# Assignment:
With the pictures left out, write out the records verbatim.

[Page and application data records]
++++++++++++++++++++

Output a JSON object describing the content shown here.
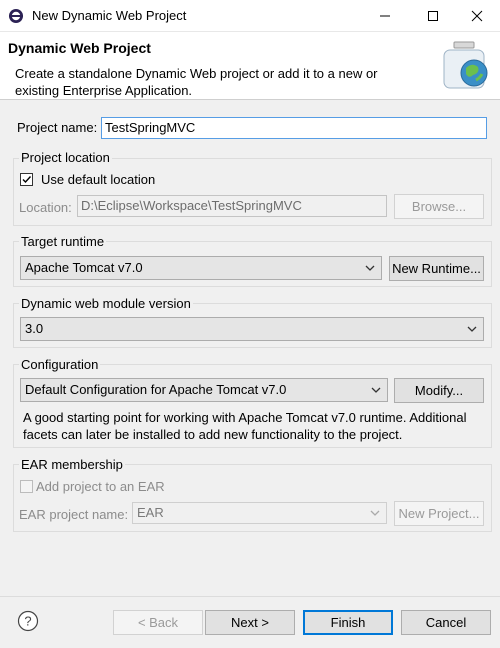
{
  "window": {
    "title": "New Dynamic Web Project"
  },
  "banner": {
    "title": "Dynamic Web Project",
    "description": "Create a standalone Dynamic Web project or add it to a new or existing Enterprise Application."
  },
  "project_name": {
    "label": "Project name:",
    "value": "TestSpringMVC"
  },
  "project_location": {
    "title": "Project location",
    "use_default_label": "Use default location",
    "use_default_checked": true,
    "location_label": "Location:",
    "location_value": "D:\\Eclipse\\Workspace\\TestSpringMVC",
    "browse_label": "Browse..."
  },
  "target_runtime": {
    "title": "Target runtime",
    "selected": "Apache Tomcat v7.0",
    "new_runtime_label": "New Runtime..."
  },
  "module_version": {
    "title": "Dynamic web module version",
    "selected": "3.0"
  },
  "configuration": {
    "title": "Configuration",
    "selected": "Default Configuration for Apache Tomcat v7.0",
    "modify_label": "Modify...",
    "description": "A good starting point for working with Apache Tomcat v7.0 runtime. Additional facets can later be installed to add new functionality to the project."
  },
  "ear": {
    "title": "EAR membership",
    "add_label": "Add project to an EAR",
    "add_checked": false,
    "project_name_label": "EAR project name:",
    "project_name_value": "EAR",
    "new_project_label": "New Project..."
  },
  "footer": {
    "back_label": "< Back",
    "next_label": "Next >",
    "finish_label": "Finish",
    "cancel_label": "Cancel"
  },
  "icons": {
    "app": "eclipse-icon",
    "banner": "web-project-globe-jar-icon",
    "help": "help-icon"
  },
  "colors": {
    "focus_border": "#569de5",
    "default_button_border": "#0078d7"
  }
}
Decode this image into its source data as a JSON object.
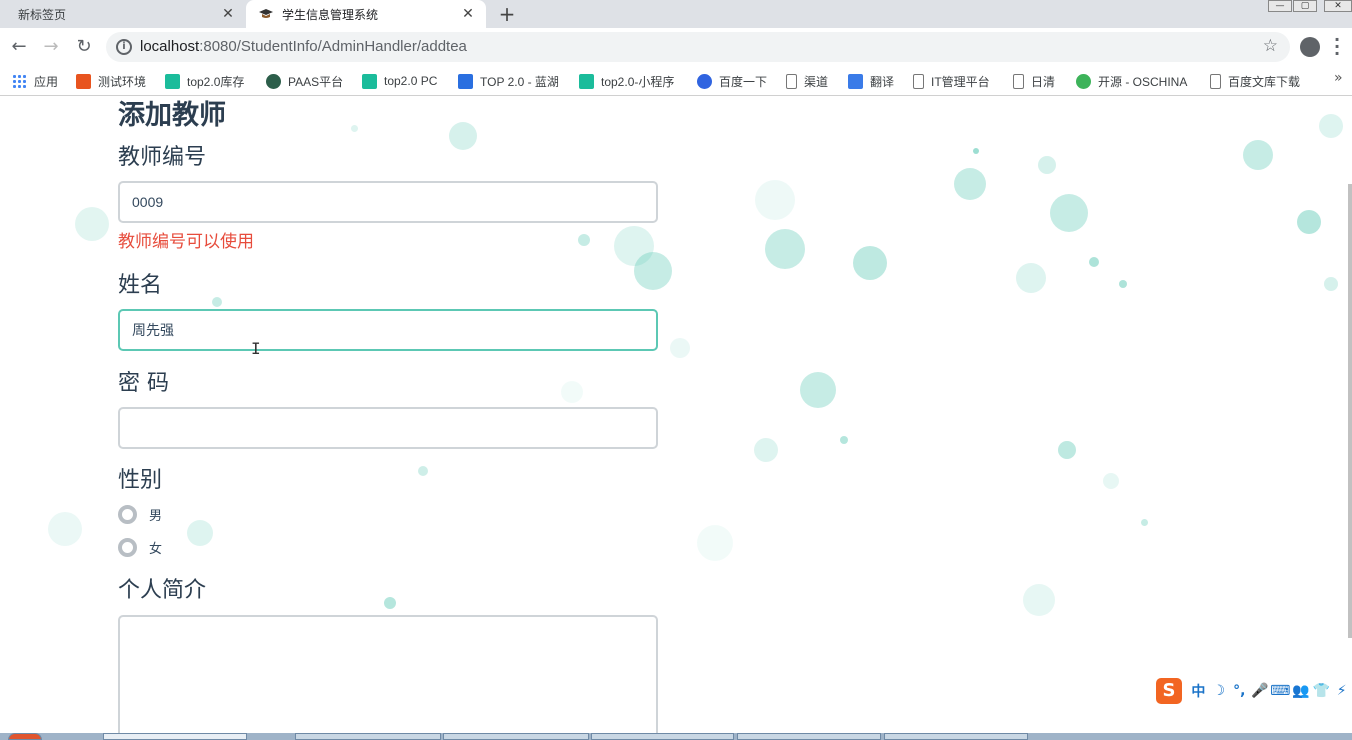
{
  "browser": {
    "tabs": [
      {
        "title": "新标签页",
        "active": false
      },
      {
        "title": "学生信息管理系统",
        "active": true
      }
    ],
    "close_glyph": "✕",
    "new_tab_glyph": "+",
    "url_host": "localhost",
    "url_path": ":8080/StudentInfo/AdminHandler/addtea",
    "bookmarks": [
      {
        "label": "应用",
        "icon": "apps-grid-icon",
        "color": "#4285f4"
      },
      {
        "label": "测试环境",
        "icon": "u-icon",
        "color": "#e8541f"
      },
      {
        "label": "top2.0库存",
        "icon": "play-icon",
        "color": "#1bbc9b"
      },
      {
        "label": "PAAS平台",
        "icon": "paas-icon",
        "color": "#2c5e4a"
      },
      {
        "label": "top2.0 PC",
        "icon": "play-icon",
        "color": "#1bbc9b"
      },
      {
        "label": "TOP 2.0 - 蓝湖",
        "icon": "lanhu-icon",
        "color": "#2a6fe0"
      },
      {
        "label": "top2.0-小程序",
        "icon": "play-icon",
        "color": "#1bbc9b"
      },
      {
        "label": "百度一下",
        "icon": "baidu-paw-icon",
        "color": "#3064e0"
      },
      {
        "label": "渠道",
        "icon": "page-icon",
        "color": "#777777"
      },
      {
        "label": "翻译",
        "icon": "translate-icon",
        "color": "#3a7be8"
      },
      {
        "label": "IT管理平台",
        "icon": "page-icon",
        "color": "#777777"
      },
      {
        "label": "日清",
        "icon": "page-icon",
        "color": "#777777"
      },
      {
        "label": "开源 - OSCHINA",
        "icon": "oschina-icon",
        "color": "#3db35a"
      },
      {
        "label": "百度文库下载",
        "icon": "page-icon",
        "color": "#777777"
      }
    ],
    "more_glyph": "»"
  },
  "form": {
    "title": "添加教师",
    "teacher_id_label": "教师编号",
    "teacher_id_value": "0009",
    "teacher_id_message": "教师编号可以使用",
    "name_label": "姓名",
    "name_value": "周先强",
    "password_label": "密 码",
    "password_value": "",
    "gender_label": "性别",
    "gender_options": [
      "男",
      "女"
    ],
    "bio_label": "个人简介",
    "bio_value": ""
  },
  "ime": {
    "logo": "S",
    "items": [
      "中",
      "☽",
      "°,",
      "🎤",
      "⌨",
      "👥",
      "👕",
      "⚡"
    ]
  },
  "colors": {
    "accent": "#5cc8b4",
    "error": "#e74c3c",
    "text": "#2c3e50"
  }
}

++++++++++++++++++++

# Answer to the problem:
Output a JSON object describing the content shown here.
{
  "window": {
    "title": "New Dynamic Web Project"
  },
  "banner": {
    "title": "Dynamic Web Project",
    "description": "Create a standalone Dynamic Web project or add it to a new or existing Enterprise Application."
  },
  "project_name": {
    "label": "Project name:",
    "value": "TestSpringMVC"
  },
  "project_location": {
    "title": "Project location",
    "use_default_label": "Use default location",
    "use_default_checked": true,
    "location_label": "Location:",
    "location_value": "D:\\Eclipse\\Workspace\\TestSpringMVC",
    "browse_label": "Browse..."
  },
  "target_runtime": {
    "title": "Target runtime",
    "selected": "Apache Tomcat v7.0",
    "new_runtime_label": "New Runtime..."
  },
  "module_version": {
    "title": "Dynamic web module version",
    "selected": "3.0"
  },
  "configuration": {
    "title": "Configuration",
    "selected": "Default Configuration for Apache Tomcat v7.0",
    "modify_label": "Modify...",
    "description": "A good starting point for working with Apache Tomcat v7.0 runtime. Additional facets can later be installed to add new functionality to the project."
  },
  "ear": {
    "title": "EAR membership",
    "add_label": "Add project to an EAR",
    "add_checked": false,
    "project_name_label": "EAR project name:",
    "project_name_value": "EAR",
    "new_project_label": "New Project..."
  },
  "footer": {
    "back_label": "< Back",
    "next_label": "Next >",
    "finish_label": "Finish",
    "cancel_label": "Cancel"
  },
  "icons": {
    "app": "eclipse-icon",
    "banner": "web-project-globe-jar-icon",
    "help": "help-icon"
  },
  "colors": {
    "focus_border": "#569de5",
    "default_button_border": "#0078d7"
  }
}
Decode this image into its source data as a JSON object.
{
  "browser": {
    "tabs": [
      {
        "title": "新标签页",
        "active": false
      },
      {
        "title": "学生信息管理系统",
        "active": true
      }
    ],
    "close_glyph": "✕",
    "new_tab_glyph": "+",
    "url_host": "localhost",
    "url_path": ":8080/StudentInfo/AdminHandler/addtea",
    "bookmarks": [
      {
        "label": "应用",
        "icon": "apps-grid-icon",
        "color": "#4285f4"
      },
      {
        "label": "测试环境",
        "icon": "u-icon",
        "color": "#e8541f"
      },
      {
        "label": "top2.0库存",
        "icon": "play-icon",
        "color": "#1bbc9b"
      },
      {
        "label": "PAAS平台",
        "icon": "paas-icon",
        "color": "#2c5e4a"
      },
      {
        "label": "top2.0 PC",
        "icon": "play-icon",
        "color": "#1bbc9b"
      },
      {
        "label": "TOP 2.0 - 蓝湖",
        "icon": "lanhu-icon",
        "color": "#2a6fe0"
      },
      {
        "label": "top2.0-小程序",
        "icon": "play-icon",
        "color": "#1bbc9b"
      },
      {
        "label": "百度一下",
        "icon": "baidu-paw-icon",
        "color": "#3064e0"
      },
      {
        "label": "渠道",
        "icon": "page-icon",
        "color": "#777777"
      },
      {
        "label": "翻译",
        "icon": "translate-icon",
        "color": "#3a7be8"
      },
      {
        "label": "IT管理平台",
        "icon": "page-icon",
        "color": "#777777"
      },
      {
        "label": "日清",
        "icon": "page-icon",
        "color": "#777777"
      },
      {
        "label": "开源 - OSCHINA",
        "icon": "oschina-icon",
        "color": "#3db35a"
      },
      {
        "label": "百度文库下载",
        "icon": "page-icon",
        "color": "#777777"
      }
    ],
    "more_glyph": "»"
  },
  "form": {
    "title": "添加教师",
    "teacher_id_label": "教师编号",
    "teacher_id_value": "0009",
    "teacher_id_message": "教师编号可以使用",
    "name_label": "姓名",
    "name_value": "周先强",
    "password_label": "密 码",
    "password_value": "",
    "gender_label": "性别",
    "gender_options": [
      "男",
      "女"
    ],
    "bio_label": "个人简介",
    "bio_value": ""
  },
  "ime": {
    "logo": "S",
    "items": [
      "中",
      "☽",
      "°,",
      "🎤",
      "⌨",
      "👥",
      "👕",
      "⚡"
    ]
  },
  "colors": {
    "accent": "#5cc8b4",
    "error": "#e74c3c",
    "text": "#2c3e50"
  }
}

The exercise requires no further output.